German Chancellor Angela Merkel said Wednesday she had "great respect" for Italy's biting economic reforms and that it would be "rewarded" for them, as the crisis-hit country battles to slash its debt.
"As for the speed and substance of these measures, I think they will strengthen Italy, will improve its economic prospects and we have watched with great respect how quickly they have been implemented," Merkel said after meeting Italian Prime Minister Mario Monti.
"I think that overall, the work of the Italian government will be rewarded and I have said from the beginning that we should work very, very closely together," the chancellor added.
For his part, Monti said he hoped that "the implementation of good policies would translate to sensible rates" as Italy's borrowing costs remained stubbornly above the seven-percent mark seen as unsustainable.
Earlier Wednesday, Monti had complained in a newspaper interview of possible "anti-European" protests in his country if Rome's reform efforts were not recognised.
Speaking in German daily Die Welt, Monti complained: "The problem is that despite our sacrifices, we have not got anything in return from the European Union, such as a drop in interest rates.
"Unfortunately, we have to say that our reform policies have not received the recognition and appreciation in Europe that they deserve," the prime minister added.
"If the Italian people do not soon see tangible success for their savings and reform efforts, there will be a protest against Europe, against Germany -- seen as the driver of EU intolerance -- and against the ECB (European Central Bank)."
Later, at the news conference, Monti said that Italy was not looking for "recognition" and that "Italians had realised better than I thought they would why the government has taken the measures it has."
Monti has pushed through a crushing austerity plan to fix the nation's problems but there is still concern over the impact on an economy that is moving into recession.
However, just before arriving in Berlin, Monti got a boost from data showing Italy's public deficit had fallen to its lowest level since the fourth quarter of 2008.
The deficit fell to 2.7 percent in the third quarter from 3.5 percent 12 months earlier, the Istat data agency said.
Under pressure from the European Union and the markets, Italy is aiming to achieve a balanced budget by 2013.
The talks capped a three-day flurry of diplomatic efforts in Berlin to stem the crisis.

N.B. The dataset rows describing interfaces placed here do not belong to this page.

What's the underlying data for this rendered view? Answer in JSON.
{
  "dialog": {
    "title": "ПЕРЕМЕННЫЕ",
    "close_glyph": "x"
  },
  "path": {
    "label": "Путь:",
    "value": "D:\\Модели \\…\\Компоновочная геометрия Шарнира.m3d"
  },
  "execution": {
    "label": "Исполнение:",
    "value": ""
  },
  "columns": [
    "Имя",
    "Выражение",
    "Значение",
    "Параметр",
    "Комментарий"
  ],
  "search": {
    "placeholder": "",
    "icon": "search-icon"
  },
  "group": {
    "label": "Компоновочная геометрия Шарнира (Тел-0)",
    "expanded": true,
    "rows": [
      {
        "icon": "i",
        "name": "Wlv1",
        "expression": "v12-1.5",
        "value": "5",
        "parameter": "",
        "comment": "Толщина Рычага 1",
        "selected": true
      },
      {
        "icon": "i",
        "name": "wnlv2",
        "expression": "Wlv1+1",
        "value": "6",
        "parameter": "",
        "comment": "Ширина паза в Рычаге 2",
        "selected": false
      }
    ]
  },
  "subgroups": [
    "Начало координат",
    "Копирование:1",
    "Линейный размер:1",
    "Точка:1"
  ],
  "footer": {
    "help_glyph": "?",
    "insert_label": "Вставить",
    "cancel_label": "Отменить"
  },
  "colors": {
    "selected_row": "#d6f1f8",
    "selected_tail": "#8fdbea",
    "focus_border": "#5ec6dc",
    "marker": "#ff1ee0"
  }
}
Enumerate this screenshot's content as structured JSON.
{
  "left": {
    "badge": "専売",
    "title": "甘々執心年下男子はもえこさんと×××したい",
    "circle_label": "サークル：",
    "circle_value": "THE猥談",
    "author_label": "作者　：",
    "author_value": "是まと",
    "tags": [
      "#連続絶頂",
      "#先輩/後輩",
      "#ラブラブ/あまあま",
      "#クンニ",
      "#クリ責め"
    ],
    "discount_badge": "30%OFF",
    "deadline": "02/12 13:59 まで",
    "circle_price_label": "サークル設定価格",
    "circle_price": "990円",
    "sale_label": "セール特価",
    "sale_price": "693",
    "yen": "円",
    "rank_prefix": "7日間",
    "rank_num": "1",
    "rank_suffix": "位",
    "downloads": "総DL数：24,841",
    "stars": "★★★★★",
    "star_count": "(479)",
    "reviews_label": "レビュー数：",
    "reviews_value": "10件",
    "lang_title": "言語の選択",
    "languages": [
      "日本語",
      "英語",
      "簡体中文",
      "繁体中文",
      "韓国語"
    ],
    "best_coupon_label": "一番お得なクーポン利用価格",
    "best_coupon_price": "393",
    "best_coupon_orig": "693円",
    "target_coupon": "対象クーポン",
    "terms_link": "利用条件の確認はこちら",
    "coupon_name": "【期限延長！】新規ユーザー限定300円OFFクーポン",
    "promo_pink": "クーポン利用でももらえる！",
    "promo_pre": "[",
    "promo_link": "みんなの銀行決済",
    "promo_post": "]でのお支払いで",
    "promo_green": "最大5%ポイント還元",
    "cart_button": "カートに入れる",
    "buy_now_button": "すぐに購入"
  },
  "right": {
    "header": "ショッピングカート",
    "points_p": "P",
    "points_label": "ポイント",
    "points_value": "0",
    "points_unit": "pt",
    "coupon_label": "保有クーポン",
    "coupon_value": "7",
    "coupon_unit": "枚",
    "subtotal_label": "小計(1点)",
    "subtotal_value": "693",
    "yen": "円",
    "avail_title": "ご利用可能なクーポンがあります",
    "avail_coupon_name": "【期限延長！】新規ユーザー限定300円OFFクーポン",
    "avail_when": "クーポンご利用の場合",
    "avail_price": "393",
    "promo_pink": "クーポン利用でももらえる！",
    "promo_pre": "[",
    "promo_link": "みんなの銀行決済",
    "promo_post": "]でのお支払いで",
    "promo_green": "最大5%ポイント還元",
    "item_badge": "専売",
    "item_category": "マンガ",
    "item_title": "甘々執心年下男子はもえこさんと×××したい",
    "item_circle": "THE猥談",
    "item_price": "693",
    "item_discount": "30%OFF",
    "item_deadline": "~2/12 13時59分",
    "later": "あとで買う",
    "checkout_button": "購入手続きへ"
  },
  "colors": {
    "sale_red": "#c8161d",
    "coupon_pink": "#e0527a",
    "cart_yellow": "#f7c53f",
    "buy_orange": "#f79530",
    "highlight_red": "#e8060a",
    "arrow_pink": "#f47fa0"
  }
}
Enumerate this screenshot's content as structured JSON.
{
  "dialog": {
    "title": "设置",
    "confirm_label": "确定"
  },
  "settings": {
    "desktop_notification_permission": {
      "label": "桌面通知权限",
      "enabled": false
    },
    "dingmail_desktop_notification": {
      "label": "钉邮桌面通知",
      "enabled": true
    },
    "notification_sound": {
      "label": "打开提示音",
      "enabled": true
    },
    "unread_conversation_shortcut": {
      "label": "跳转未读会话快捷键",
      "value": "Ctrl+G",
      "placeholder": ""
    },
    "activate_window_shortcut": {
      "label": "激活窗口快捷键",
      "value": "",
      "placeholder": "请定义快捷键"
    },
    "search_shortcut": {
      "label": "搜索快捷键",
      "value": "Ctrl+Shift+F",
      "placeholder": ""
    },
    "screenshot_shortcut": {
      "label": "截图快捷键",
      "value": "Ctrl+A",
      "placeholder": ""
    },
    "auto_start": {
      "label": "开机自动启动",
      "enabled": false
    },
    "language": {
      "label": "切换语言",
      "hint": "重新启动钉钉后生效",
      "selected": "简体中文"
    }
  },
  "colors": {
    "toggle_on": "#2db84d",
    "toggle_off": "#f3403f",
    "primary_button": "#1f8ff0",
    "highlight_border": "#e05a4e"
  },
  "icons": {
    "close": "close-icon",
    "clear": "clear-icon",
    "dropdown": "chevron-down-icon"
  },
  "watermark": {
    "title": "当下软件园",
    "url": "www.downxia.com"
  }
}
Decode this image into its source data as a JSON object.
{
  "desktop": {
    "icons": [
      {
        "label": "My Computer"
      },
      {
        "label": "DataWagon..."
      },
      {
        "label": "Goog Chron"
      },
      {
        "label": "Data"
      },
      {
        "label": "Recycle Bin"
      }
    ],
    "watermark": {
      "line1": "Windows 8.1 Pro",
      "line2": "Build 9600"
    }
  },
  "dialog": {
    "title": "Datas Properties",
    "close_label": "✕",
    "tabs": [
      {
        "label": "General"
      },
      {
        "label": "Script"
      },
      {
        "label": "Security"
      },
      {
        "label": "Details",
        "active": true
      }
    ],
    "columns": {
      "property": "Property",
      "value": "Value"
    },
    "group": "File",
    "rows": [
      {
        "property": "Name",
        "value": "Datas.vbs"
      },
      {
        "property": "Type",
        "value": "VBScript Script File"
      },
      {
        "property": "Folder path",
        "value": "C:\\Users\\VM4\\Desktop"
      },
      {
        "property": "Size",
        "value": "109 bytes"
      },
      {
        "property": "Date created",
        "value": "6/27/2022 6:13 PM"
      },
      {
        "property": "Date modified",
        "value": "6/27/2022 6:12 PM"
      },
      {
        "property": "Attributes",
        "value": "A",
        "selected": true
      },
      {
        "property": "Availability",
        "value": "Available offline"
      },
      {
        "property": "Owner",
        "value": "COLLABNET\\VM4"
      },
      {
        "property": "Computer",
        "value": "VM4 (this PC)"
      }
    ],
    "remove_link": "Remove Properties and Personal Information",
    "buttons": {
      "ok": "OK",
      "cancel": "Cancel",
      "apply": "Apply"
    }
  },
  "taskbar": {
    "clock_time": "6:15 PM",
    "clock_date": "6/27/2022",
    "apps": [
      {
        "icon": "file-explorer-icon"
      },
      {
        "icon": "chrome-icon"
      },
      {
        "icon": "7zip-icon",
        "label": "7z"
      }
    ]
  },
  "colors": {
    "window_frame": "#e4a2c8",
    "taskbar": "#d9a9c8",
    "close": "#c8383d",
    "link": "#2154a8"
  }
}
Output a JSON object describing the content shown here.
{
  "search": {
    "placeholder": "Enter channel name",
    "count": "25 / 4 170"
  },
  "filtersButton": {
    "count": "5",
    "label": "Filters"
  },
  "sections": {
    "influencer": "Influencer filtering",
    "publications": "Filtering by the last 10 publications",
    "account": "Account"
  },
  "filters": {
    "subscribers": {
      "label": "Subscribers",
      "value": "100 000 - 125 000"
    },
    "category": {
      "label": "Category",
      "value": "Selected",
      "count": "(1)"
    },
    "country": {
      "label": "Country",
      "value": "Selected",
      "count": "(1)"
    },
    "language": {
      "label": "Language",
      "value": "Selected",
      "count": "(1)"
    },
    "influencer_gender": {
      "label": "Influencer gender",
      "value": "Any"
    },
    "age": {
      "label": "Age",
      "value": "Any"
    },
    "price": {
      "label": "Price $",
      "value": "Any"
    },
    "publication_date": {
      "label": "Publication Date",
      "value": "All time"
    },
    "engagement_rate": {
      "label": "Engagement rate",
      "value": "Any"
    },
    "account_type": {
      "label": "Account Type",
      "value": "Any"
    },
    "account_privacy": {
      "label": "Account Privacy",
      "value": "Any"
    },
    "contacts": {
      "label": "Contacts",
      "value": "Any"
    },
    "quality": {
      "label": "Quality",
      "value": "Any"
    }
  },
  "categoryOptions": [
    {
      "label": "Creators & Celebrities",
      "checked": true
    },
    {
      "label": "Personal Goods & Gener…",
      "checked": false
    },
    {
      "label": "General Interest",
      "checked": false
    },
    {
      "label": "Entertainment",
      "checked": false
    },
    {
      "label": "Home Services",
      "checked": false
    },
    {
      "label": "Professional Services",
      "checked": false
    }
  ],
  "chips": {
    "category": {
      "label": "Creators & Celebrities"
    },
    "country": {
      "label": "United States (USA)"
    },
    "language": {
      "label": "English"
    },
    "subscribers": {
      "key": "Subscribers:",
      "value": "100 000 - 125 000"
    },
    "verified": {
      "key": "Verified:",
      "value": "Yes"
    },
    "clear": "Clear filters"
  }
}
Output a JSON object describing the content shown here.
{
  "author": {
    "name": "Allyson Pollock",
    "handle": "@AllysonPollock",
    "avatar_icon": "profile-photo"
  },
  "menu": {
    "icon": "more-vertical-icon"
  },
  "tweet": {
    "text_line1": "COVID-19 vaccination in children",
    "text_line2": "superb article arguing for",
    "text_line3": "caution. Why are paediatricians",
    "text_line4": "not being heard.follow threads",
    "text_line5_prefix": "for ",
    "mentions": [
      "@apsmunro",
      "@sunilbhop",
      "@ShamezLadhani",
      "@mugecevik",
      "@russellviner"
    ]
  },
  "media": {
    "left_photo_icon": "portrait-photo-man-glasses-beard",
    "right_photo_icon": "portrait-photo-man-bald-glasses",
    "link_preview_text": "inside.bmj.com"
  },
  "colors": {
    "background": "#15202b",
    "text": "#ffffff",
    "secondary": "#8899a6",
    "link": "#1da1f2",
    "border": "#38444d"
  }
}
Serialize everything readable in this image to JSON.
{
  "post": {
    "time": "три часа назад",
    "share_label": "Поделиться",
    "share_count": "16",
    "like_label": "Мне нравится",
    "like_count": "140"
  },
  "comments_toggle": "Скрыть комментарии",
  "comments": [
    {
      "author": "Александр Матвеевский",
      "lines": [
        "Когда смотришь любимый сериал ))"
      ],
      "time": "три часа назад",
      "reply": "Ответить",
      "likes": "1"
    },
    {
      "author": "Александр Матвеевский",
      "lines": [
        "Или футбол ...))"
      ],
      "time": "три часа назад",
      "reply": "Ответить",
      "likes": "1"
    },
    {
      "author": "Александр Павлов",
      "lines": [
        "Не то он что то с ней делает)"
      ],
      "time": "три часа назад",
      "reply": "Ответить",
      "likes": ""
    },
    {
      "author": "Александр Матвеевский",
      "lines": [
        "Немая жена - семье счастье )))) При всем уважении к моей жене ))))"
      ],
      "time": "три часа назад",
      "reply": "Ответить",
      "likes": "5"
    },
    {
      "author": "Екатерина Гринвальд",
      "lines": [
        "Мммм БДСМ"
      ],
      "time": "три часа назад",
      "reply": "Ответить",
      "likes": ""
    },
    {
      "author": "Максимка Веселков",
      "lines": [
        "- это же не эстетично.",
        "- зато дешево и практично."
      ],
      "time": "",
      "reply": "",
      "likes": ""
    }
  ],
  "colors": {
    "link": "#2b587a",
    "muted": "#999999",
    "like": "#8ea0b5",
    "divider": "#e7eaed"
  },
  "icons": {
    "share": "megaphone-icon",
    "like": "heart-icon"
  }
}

Merkel met French President Nicolas Sarkozy on Monday and IMF managing director Christine Lagarde on Tuesday.
After the departure of former premier Silvio Berlusconi, further efforts have been made to include Italy in eurozone talks.
After a trilateral meeting in the eastern French city of Strasbourg last November, the trio will meet again in Rome on January 20 ahead of an EU summit in Brussels 10 days later.